▶ Task details
For this exercise, restate every line below word for word and drop the images.
======== Dataset entries ========
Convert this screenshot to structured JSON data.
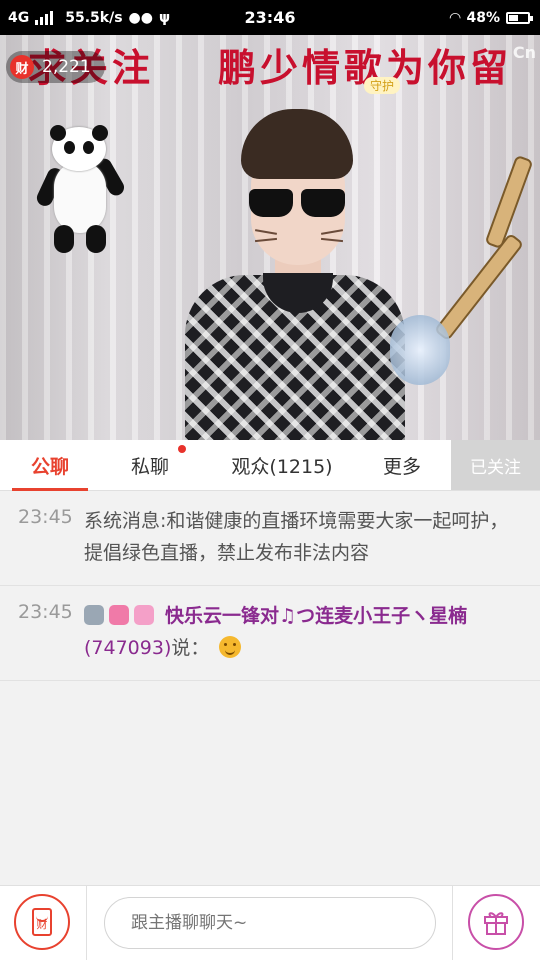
{
  "status_bar": {
    "network": "4G",
    "speed": "55.5k/s",
    "time": "23:46",
    "battery": "48%",
    "battery_level": 0.48
  },
  "stream": {
    "banner_left": "求关注",
    "banner_right": "鹏少情歌为你留",
    "viewer_badge_label": "财",
    "viewer_count": "2,221",
    "watermark": "Cn"
  },
  "tabs": [
    {
      "label": "公聊",
      "active": true
    },
    {
      "label": "私聊",
      "has_dot": true
    },
    {
      "label": "观众(1215)"
    },
    {
      "label": "更多"
    }
  ],
  "follow_button": "已关注",
  "messages": [
    {
      "time": "23:45",
      "text": "系统消息:和谐健康的直播环境需要大家一起呵护，提倡绿色直播，禁止发布非法内容"
    },
    {
      "time": "23:45",
      "username": "快乐云一锋对♫つ连麦小王子ヽ星楠",
      "user_id": "(747093)",
      "suffix": "说："
    }
  ],
  "bottom": {
    "red_packet_label": "财",
    "chat_placeholder": "跟主播聊聊天~"
  },
  "colors": {
    "accent": "#e8422f",
    "username": "#8a2a8f"
  }
}
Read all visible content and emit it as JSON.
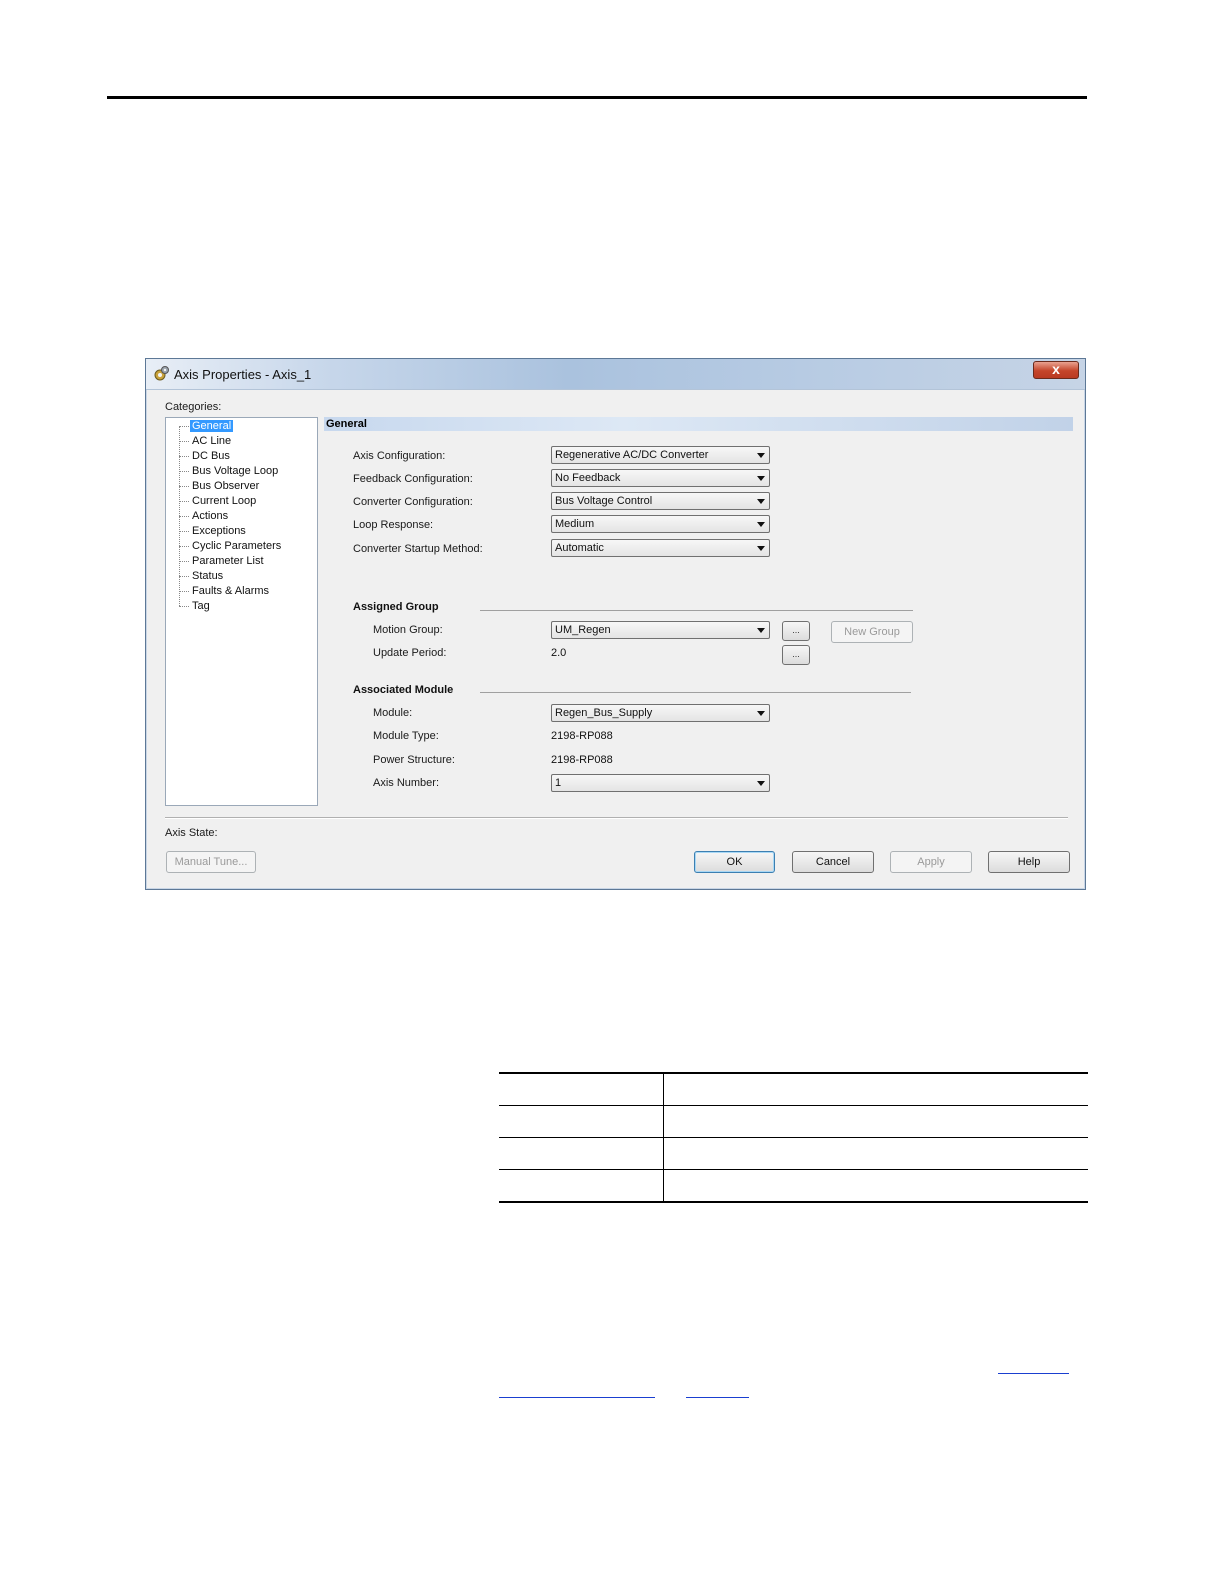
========
▶ Exercise output
Convert this screenshot to structured JSON data.
{
  "status_bar": {
    "network": "4G",
    "speed": "55.5k/s",
    "time": "23:46",
    "battery": "48%",
    "battery_level": 0.48
  },
  "stream": {
    "banner_left": "求关注",
    "banner_right": "鹏少情歌为你留",
    "viewer_badge_label": "财",
    "viewer_count": "2,221",
    "watermark": "Cn"
  },
  "tabs": [
    {
      "label": "公聊",
      "active": true
    },
    {
      "label": "私聊",
      "has_dot": true
    },
    {
      "label": "观众(1215)"
    },
    {
      "label": "更多"
    }
  ],
  "follow_button": "已关注",
  "messages": [
    {
      "time": "23:45",
      "text": "系统消息:和谐健康的直播环境需要大家一起呵护，提倡绿色直播，禁止发布非法内容"
    },
    {
      "time": "23:45",
      "username": "快乐云一锋对♫つ连麦小王子ヽ星楠",
      "user_id": "(747093)",
      "suffix": "说："
    }
  ],
  "bottom": {
    "red_packet_label": "财",
    "chat_placeholder": "跟主播聊聊天~"
  },
  "colors": {
    "accent": "#e8422f",
    "username": "#8a2a8f"
  }
}
Read all visible content and emit it as JSON.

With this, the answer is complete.